WHAT NEEDS TO BE DONE
Restate the listing below word for word.
(Beginning of DATA UNDER STUDY)
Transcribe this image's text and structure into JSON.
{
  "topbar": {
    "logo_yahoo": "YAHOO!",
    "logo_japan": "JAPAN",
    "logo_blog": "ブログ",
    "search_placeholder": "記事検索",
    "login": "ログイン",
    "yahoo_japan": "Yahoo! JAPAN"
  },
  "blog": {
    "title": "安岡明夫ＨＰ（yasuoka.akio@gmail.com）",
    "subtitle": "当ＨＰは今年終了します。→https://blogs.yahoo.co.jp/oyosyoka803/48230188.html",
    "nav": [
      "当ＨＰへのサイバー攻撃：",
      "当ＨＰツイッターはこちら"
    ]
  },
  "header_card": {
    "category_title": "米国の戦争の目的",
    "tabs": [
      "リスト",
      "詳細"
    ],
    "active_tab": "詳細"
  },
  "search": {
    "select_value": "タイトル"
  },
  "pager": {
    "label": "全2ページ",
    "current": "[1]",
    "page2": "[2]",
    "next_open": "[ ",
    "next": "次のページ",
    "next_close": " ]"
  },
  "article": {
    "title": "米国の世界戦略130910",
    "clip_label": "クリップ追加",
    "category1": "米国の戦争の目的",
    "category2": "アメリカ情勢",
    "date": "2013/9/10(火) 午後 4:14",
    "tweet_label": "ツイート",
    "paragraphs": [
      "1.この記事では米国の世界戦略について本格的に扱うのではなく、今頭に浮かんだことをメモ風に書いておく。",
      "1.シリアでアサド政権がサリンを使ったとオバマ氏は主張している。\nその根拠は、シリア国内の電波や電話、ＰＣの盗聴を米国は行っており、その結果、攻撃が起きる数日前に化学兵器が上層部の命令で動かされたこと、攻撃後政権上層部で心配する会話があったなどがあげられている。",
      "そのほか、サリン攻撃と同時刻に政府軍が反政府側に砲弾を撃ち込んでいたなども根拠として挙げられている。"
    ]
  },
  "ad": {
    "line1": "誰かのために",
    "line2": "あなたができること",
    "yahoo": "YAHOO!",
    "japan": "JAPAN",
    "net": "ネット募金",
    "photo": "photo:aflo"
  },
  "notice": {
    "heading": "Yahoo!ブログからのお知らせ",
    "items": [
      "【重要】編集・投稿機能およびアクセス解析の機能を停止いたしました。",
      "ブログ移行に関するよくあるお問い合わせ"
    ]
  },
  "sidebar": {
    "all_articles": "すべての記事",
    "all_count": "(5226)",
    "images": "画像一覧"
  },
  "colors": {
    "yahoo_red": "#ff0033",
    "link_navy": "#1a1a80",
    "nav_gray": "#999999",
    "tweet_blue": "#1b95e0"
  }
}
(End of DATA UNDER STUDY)
RESULT OF THIS TASK
Transcribe this image's text and structure into JSON.
{
  "topbar": {
    "logo_yahoo": "YAHOO!",
    "logo_japan": "JAPAN",
    "logo_blog": "ブログ",
    "search_placeholder": "記事検索",
    "login": "ログイン",
    "yahoo_japan": "Yahoo! JAPAN"
  },
  "blog": {
    "title": "安岡明夫ＨＰ（yasuoka.akio@gmail.com）",
    "subtitle": "当ＨＰは今年終了します。→https://blogs.yahoo.co.jp/oyosyoka803/48230188.html",
    "nav": [
      "当ＨＰへのサイバー攻撃：",
      "当ＨＰツイッターはこちら"
    ]
  },
  "header_card": {
    "category_title": "米国の戦争の目的",
    "tabs": [
      "リスト",
      "詳細"
    ],
    "active_tab": "詳細"
  },
  "search": {
    "select_value": "タイトル"
  },
  "pager": {
    "label": "全2ページ",
    "current": "[1]",
    "page2": "[2]",
    "next_open": "[ ",
    "next": "次のページ",
    "next_close": " ]"
  },
  "article": {
    "title": "米国の世界戦略130910",
    "clip_label": "クリップ追加",
    "category1": "米国の戦争の目的",
    "category2": "アメリカ情勢",
    "date": "2013/9/10(火) 午後 4:14",
    "tweet_label": "ツイート",
    "paragraphs": [
      "1.この記事では米国の世界戦略について本格的に扱うのではなく、今頭に浮かんだことをメモ風に書いておく。",
      "1.シリアでアサド政権がサリンを使ったとオバマ氏は主張している。\nその根拠は、シリア国内の電波や電話、ＰＣの盗聴を米国は行っており、その結果、攻撃が起きる数日前に化学兵器が上層部の命令で動かされたこと、攻撃後政権上層部で心配する会話があったなどがあげられている。",
      "そのほか、サリン攻撃と同時刻に政府軍が反政府側に砲弾を撃ち込んでいたなども根拠として挙げられている。"
    ]
  },
  "ad": {
    "line1": "誰かのために",
    "line2": "あなたができること",
    "yahoo": "YAHOO!",
    "japan": "JAPAN",
    "net": "ネット募金",
    "photo": "photo:aflo"
  },
  "notice": {
    "heading": "Yahoo!ブログからのお知らせ",
    "items": [
      "【重要】編集・投稿機能およびアクセス解析の機能を停止いたしました。",
      "ブログ移行に関するよくあるお問い合わせ"
    ]
  },
  "sidebar": {
    "all_articles": "すべての記事",
    "all_count": "(5226)",
    "images": "画像一覧"
  },
  "colors": {
    "yahoo_red": "#ff0033",
    "link_navy": "#1a1a80",
    "nav_gray": "#999999",
    "tweet_blue": "#1b95e0"
  }
}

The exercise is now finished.